[Interface dataset entries]
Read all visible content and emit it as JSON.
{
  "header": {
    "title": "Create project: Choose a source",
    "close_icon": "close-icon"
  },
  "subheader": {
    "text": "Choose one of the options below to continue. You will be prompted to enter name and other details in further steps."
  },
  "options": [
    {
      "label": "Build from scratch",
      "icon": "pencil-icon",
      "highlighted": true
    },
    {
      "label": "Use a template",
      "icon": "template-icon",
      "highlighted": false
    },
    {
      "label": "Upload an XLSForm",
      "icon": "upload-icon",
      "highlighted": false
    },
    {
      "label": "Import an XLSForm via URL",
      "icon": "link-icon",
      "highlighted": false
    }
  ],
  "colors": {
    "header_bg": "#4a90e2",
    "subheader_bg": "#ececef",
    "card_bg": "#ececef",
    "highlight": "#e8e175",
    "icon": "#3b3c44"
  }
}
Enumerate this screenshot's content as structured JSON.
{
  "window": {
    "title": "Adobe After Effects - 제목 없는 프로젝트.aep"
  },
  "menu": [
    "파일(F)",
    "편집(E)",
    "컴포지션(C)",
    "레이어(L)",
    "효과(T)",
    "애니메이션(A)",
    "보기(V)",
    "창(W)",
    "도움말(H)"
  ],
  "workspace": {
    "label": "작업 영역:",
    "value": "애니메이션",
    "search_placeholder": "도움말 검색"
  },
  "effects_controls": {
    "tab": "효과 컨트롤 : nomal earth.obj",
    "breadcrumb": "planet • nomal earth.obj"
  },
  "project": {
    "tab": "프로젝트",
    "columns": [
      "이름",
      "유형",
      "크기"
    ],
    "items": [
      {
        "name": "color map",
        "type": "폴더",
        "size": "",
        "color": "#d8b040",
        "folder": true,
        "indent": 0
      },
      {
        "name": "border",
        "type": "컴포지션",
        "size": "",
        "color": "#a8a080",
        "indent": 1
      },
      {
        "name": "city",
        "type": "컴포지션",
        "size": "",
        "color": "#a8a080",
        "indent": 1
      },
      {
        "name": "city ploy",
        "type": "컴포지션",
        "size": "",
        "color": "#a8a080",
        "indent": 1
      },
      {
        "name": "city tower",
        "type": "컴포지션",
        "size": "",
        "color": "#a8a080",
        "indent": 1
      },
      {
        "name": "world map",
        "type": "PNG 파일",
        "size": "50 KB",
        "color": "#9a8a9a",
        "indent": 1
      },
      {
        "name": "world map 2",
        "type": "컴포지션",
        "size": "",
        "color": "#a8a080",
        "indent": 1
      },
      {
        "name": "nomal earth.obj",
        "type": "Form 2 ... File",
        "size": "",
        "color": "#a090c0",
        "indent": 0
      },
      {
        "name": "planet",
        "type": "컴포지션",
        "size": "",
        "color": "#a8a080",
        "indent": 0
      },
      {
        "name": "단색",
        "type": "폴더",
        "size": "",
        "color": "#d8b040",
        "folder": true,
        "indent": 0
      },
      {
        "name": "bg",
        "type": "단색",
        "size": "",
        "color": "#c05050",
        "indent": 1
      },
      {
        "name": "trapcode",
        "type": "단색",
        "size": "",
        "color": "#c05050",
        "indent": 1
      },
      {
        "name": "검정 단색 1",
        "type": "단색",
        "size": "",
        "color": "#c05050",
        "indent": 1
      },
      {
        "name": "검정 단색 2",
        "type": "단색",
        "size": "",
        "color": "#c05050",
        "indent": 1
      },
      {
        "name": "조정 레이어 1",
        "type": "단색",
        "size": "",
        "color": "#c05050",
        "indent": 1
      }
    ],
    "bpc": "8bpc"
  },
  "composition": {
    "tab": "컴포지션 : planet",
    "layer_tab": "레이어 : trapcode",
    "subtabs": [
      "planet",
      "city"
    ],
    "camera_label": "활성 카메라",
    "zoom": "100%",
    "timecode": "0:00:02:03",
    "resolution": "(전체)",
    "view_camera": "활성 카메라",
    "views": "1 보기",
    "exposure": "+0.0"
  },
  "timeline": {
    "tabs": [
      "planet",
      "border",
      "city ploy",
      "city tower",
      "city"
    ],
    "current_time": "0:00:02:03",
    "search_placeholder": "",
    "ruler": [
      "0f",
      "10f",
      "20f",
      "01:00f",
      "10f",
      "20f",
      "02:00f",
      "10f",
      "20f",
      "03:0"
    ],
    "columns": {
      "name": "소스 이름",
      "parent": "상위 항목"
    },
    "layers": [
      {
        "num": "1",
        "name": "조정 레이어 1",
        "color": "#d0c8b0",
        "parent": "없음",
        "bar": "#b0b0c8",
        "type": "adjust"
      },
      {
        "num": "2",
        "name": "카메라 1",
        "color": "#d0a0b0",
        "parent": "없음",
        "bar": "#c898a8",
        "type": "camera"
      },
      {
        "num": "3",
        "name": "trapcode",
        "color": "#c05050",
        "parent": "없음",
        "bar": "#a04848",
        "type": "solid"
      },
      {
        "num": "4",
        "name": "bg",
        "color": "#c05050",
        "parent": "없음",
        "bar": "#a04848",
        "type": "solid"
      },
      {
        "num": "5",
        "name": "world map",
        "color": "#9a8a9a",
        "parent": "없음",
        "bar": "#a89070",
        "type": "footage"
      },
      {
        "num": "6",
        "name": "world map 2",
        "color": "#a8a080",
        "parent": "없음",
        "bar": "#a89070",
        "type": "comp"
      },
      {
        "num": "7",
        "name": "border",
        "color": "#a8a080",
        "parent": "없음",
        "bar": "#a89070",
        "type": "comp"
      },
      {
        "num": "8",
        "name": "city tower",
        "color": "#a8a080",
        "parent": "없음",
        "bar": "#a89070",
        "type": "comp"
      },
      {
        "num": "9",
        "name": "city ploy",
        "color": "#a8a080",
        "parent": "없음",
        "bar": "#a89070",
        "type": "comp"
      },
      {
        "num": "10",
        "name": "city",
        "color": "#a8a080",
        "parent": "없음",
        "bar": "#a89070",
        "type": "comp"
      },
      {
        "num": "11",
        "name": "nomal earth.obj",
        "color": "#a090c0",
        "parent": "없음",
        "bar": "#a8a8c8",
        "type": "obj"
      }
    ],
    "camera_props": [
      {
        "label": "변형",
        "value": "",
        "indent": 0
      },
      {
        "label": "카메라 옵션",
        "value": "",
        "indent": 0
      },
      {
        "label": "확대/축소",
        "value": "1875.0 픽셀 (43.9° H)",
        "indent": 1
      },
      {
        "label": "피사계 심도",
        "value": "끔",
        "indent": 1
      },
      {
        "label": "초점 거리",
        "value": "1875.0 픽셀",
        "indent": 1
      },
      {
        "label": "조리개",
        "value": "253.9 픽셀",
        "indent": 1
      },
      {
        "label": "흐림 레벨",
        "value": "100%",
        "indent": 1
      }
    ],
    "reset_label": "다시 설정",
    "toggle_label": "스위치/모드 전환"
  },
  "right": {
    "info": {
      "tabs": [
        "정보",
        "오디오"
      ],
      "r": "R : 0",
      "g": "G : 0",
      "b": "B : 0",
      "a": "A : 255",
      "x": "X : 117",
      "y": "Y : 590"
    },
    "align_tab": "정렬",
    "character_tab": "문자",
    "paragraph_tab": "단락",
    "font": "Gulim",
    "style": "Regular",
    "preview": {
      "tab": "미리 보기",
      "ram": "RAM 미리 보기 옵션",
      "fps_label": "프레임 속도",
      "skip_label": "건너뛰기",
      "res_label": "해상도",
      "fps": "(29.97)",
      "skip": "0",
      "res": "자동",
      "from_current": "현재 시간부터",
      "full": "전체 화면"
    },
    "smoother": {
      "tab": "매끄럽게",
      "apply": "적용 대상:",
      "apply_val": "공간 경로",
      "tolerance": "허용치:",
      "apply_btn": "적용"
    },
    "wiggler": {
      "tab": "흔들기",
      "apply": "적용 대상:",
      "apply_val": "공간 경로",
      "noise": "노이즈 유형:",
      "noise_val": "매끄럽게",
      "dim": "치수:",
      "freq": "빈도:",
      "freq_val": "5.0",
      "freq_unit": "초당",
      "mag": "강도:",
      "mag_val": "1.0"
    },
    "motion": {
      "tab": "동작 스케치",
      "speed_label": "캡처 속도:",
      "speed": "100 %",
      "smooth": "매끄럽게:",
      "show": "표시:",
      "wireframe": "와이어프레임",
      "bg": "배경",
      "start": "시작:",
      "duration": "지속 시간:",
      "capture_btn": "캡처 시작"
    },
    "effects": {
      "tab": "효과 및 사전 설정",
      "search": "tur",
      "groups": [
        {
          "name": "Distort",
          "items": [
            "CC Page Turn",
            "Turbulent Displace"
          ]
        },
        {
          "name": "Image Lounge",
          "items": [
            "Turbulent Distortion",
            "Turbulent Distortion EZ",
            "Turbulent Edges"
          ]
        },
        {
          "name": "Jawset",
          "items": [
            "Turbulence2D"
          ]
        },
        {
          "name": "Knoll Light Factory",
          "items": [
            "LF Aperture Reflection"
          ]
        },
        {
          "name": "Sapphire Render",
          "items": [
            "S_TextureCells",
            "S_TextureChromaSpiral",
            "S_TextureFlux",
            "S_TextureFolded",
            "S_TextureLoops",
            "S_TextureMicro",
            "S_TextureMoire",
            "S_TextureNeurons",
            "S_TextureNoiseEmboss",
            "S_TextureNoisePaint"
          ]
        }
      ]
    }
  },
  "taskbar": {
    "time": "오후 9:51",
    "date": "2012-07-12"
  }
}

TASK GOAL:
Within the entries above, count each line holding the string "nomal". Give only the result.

SOLVED PROBLEM:
4